Start of Data shown
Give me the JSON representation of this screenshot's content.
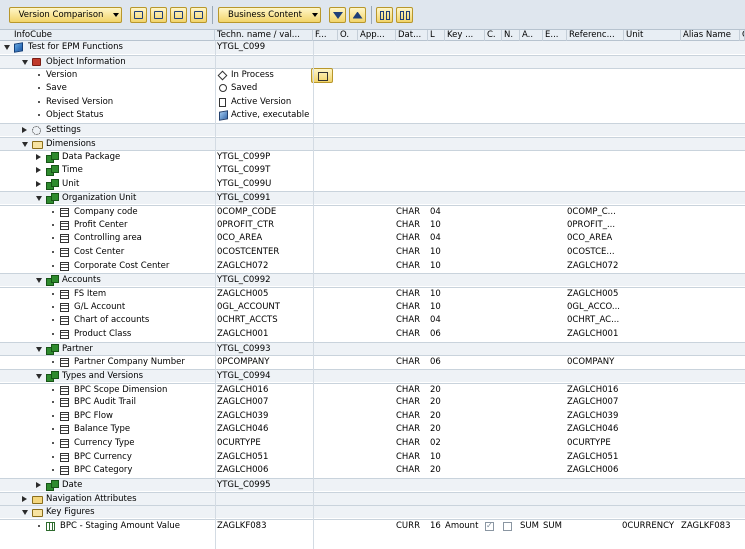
{
  "toolbar": {
    "version_comparison": "Version Comparison",
    "business_content": "Business Content"
  },
  "columns": [
    "InfoCube",
    "Techn. name / val...",
    "F...",
    "O.",
    "App...",
    "Dat...",
    "L",
    "Key ...",
    "C.",
    "N.",
    "A..",
    "E...",
    "Referenc...",
    "Unit",
    "Alias Name",
    "C"
  ],
  "rows": [
    {
      "label": "Test for EPM Functions",
      "tech": "YTGL_C099",
      "level": 0,
      "twisty": "exp",
      "icon": "cube",
      "shade": true
    },
    {
      "label": "Object Information",
      "tech": "",
      "level": 1,
      "twisty": "exp",
      "icon": "objinfo",
      "shade": true
    },
    {
      "label": "Version",
      "tech": "In Process",
      "level": 2,
      "twisty": "dot",
      "icon": "none",
      "valicon": "diamond",
      "button": true
    },
    {
      "label": "Save",
      "tech": "Saved",
      "level": 2,
      "twisty": "dot",
      "icon": "none",
      "valicon": "plus"
    },
    {
      "label": "Revised Version",
      "tech": "Active Version",
      "level": 2,
      "twisty": "dot",
      "icon": "none",
      "valicon": "doc"
    },
    {
      "label": "Object Status",
      "tech": "Active, executable",
      "level": 2,
      "twisty": "dot",
      "icon": "none",
      "valicon": "cubeexe"
    },
    {
      "label": "Settings",
      "tech": "",
      "level": 1,
      "twisty": "col",
      "icon": "settings",
      "shade": true
    },
    {
      "label": "Dimensions",
      "tech": "",
      "level": 1,
      "twisty": "exp",
      "icon": "folder-open",
      "shade": true
    },
    {
      "label": "Data Package",
      "tech": "YTGL_C099P",
      "level": 2,
      "twisty": "col",
      "icon": "dim"
    },
    {
      "label": "Time",
      "tech": "YTGL_C099T",
      "level": 2,
      "twisty": "col",
      "icon": "dim"
    },
    {
      "label": "Unit",
      "tech": "YTGL_C099U",
      "level": 2,
      "twisty": "col",
      "icon": "dim"
    },
    {
      "label": "Organization Unit",
      "tech": "YTGL_C0991",
      "level": 2,
      "twisty": "exp",
      "icon": "dim",
      "shade": true
    },
    {
      "label": "Company code",
      "tech": "0COMP_CODE",
      "level": 3,
      "twisty": "dot",
      "icon": "char",
      "dtype": "CHAR",
      "len": "04",
      "ref": "0COMP_C..."
    },
    {
      "label": "Profit Center",
      "tech": "0PROFIT_CTR",
      "level": 3,
      "twisty": "dot",
      "icon": "char",
      "dtype": "CHAR",
      "len": "10",
      "ref": "0PROFIT_..."
    },
    {
      "label": "Controlling area",
      "tech": "0CO_AREA",
      "level": 3,
      "twisty": "dot",
      "icon": "char",
      "dtype": "CHAR",
      "len": "04",
      "ref": "0CO_AREA"
    },
    {
      "label": "Cost Center",
      "tech": "0COSTCENTER",
      "level": 3,
      "twisty": "dot",
      "icon": "char",
      "dtype": "CHAR",
      "len": "10",
      "ref": "0COSTCE..."
    },
    {
      "label": "Corporate Cost Center",
      "tech": "ZAGLCH072",
      "level": 3,
      "twisty": "dot",
      "icon": "char",
      "dtype": "CHAR",
      "len": "10",
      "ref": "ZAGLCH072"
    },
    {
      "label": "Accounts",
      "tech": "YTGL_C0992",
      "level": 2,
      "twisty": "exp",
      "icon": "dim",
      "shade": true
    },
    {
      "label": "FS Item",
      "tech": "ZAGLCH005",
      "level": 3,
      "twisty": "dot",
      "icon": "char",
      "dtype": "CHAR",
      "len": "10",
      "ref": "ZAGLCH005"
    },
    {
      "label": "G/L Account",
      "tech": "0GL_ACCOUNT",
      "level": 3,
      "twisty": "dot",
      "icon": "char",
      "dtype": "CHAR",
      "len": "10",
      "ref": "0GL_ACCO..."
    },
    {
      "label": "Chart of accounts",
      "tech": "0CHRT_ACCTS",
      "level": 3,
      "twisty": "dot",
      "icon": "char",
      "dtype": "CHAR",
      "len": "04",
      "ref": "0CHRT_AC..."
    },
    {
      "label": "Product Class",
      "tech": "ZAGLCH001",
      "level": 3,
      "twisty": "dot",
      "icon": "char",
      "dtype": "CHAR",
      "len": "06",
      "ref": "ZAGLCH001"
    },
    {
      "label": "Partner",
      "tech": "YTGL_C0993",
      "level": 2,
      "twisty": "exp",
      "icon": "dim",
      "shade": true
    },
    {
      "label": "Partner Company Number",
      "tech": "0PCOMPANY",
      "level": 3,
      "twisty": "dot",
      "icon": "char",
      "dtype": "CHAR",
      "len": "06",
      "ref": "0COMPANY"
    },
    {
      "label": "Types and Versions",
      "tech": "YTGL_C0994",
      "level": 2,
      "twisty": "exp",
      "icon": "dim",
      "shade": true
    },
    {
      "label": "BPC Scope Dimension",
      "tech": "ZAGLCH016",
      "level": 3,
      "twisty": "dot",
      "icon": "char",
      "dtype": "CHAR",
      "len": "20",
      "ref": "ZAGLCH016"
    },
    {
      "label": "BPC Audit Trail",
      "tech": "ZAGLCH007",
      "level": 3,
      "twisty": "dot",
      "icon": "char",
      "dtype": "CHAR",
      "len": "20",
      "ref": "ZAGLCH007"
    },
    {
      "label": "BPC Flow",
      "tech": "ZAGLCH039",
      "level": 3,
      "twisty": "dot",
      "icon": "char",
      "dtype": "CHAR",
      "len": "20",
      "ref": "ZAGLCH039"
    },
    {
      "label": "Balance Type",
      "tech": "ZAGLCH046",
      "level": 3,
      "twisty": "dot",
      "icon": "char",
      "dtype": "CHAR",
      "len": "20",
      "ref": "ZAGLCH046"
    },
    {
      "label": "Currency Type",
      "tech": "0CURTYPE",
      "level": 3,
      "twisty": "dot",
      "icon": "char",
      "dtype": "CHAR",
      "len": "02",
      "ref": "0CURTYPE"
    },
    {
      "label": "BPC Currency",
      "tech": "ZAGLCH051",
      "level": 3,
      "twisty": "dot",
      "icon": "char",
      "dtype": "CHAR",
      "len": "10",
      "ref": "ZAGLCH051"
    },
    {
      "label": "BPC Category",
      "tech": "ZAGLCH006",
      "level": 3,
      "twisty": "dot",
      "icon": "char",
      "dtype": "CHAR",
      "len": "20",
      "ref": "ZAGLCH006"
    },
    {
      "label": "Date",
      "tech": "YTGL_C0995",
      "level": 2,
      "twisty": "col",
      "icon": "dim",
      "shade": true
    },
    {
      "label": "Navigation Attributes",
      "tech": "",
      "level": 1,
      "twisty": "col",
      "icon": "folder",
      "shade": true
    },
    {
      "label": "Key Figures",
      "tech": "",
      "level": 1,
      "twisty": "exp",
      "icon": "folder-open",
      "shade": true
    },
    {
      "label": "BPC - Staging Amount Value",
      "tech": "ZAGLKF083",
      "level": 2,
      "twisty": "dot",
      "icon": "kf",
      "dtype": "CURR",
      "len": "16",
      "keytype": "Amount",
      "chk_c": true,
      "chk_n": false,
      "agg": "SUM",
      "exc": "SUM",
      "unit": "0CURRENCY",
      "alias": "ZAGLKF083"
    }
  ]
}
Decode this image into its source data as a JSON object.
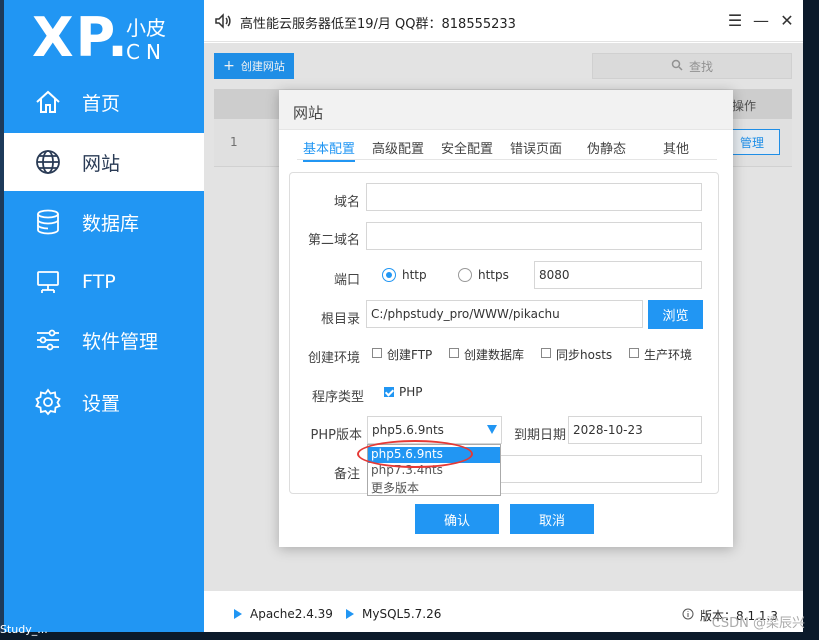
{
  "logo": {
    "main": "XP.",
    "cn_top": "小皮",
    "cn_bottom": "CN"
  },
  "sidebar": {
    "items": [
      {
        "label": "首页",
        "icon": "home-icon",
        "active": false
      },
      {
        "label": "网站",
        "icon": "globe-icon",
        "active": true
      },
      {
        "label": "数据库",
        "icon": "database-icon",
        "active": false
      },
      {
        "label": "FTP",
        "icon": "ftp-icon",
        "active": false
      },
      {
        "label": "软件管理",
        "icon": "sliders-icon",
        "active": false
      },
      {
        "label": "设置",
        "icon": "gear-icon",
        "active": false
      }
    ]
  },
  "topbar": {
    "notice": "高性能云服务器低至19/月   QQ群：818555233",
    "menu_glyph": "☰",
    "minimize_glyph": "—",
    "close_glyph": "✕"
  },
  "main": {
    "create_button": "创建网站",
    "create_glyph": "+",
    "search_placeholder": "查找",
    "table_header_op": "操作",
    "row_number": "1",
    "row_manage": "管理"
  },
  "dialog": {
    "title": "网站",
    "tabs": [
      "基本配置",
      "高级配置",
      "安全配置",
      "错误页面",
      "伪静态",
      "其他"
    ],
    "active_tab": "基本配置",
    "fields": {
      "domain_label": "域名",
      "domain_value": "",
      "second_domain_label": "第二域名",
      "second_domain_value": "",
      "port_label": "端口",
      "http_label": "http",
      "https_label": "https",
      "port_value": "8080",
      "root_label": "根目录",
      "root_value": "C:/phpstudy_pro/WWW/pikachu",
      "browse_button": "浏览",
      "env_label": "创建环境",
      "env_options": [
        "创建FTP",
        "创建数据库",
        "同步hosts",
        "生产环境"
      ],
      "program_type_label": "程序类型",
      "program_type_option": "PHP",
      "php_version_label": "PHP版本",
      "php_version_value": "php5.6.9nts",
      "expire_label": "到期日期",
      "expire_value": "2028-10-23",
      "note_label": "备注"
    },
    "dropdown_options": [
      "php5.6.9nts",
      "php7.3.4nts",
      "更多版本"
    ],
    "ok_button": "确认",
    "cancel_button": "取消"
  },
  "footer": {
    "apache": "Apache2.4.39",
    "mysql": "MySQL5.7.26",
    "version": "版本：8.1.1.3"
  },
  "desktop": {
    "taskbar_text": "Study_...",
    "watermark": "CSDN @梁辰兴"
  },
  "colors": {
    "accent": "#2196f3",
    "highlight_ring": "#e53935"
  }
}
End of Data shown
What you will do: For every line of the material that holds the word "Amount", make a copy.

Task solution:
      "label": "BPC - Staging Amount Value",
      "keytype": "Amount",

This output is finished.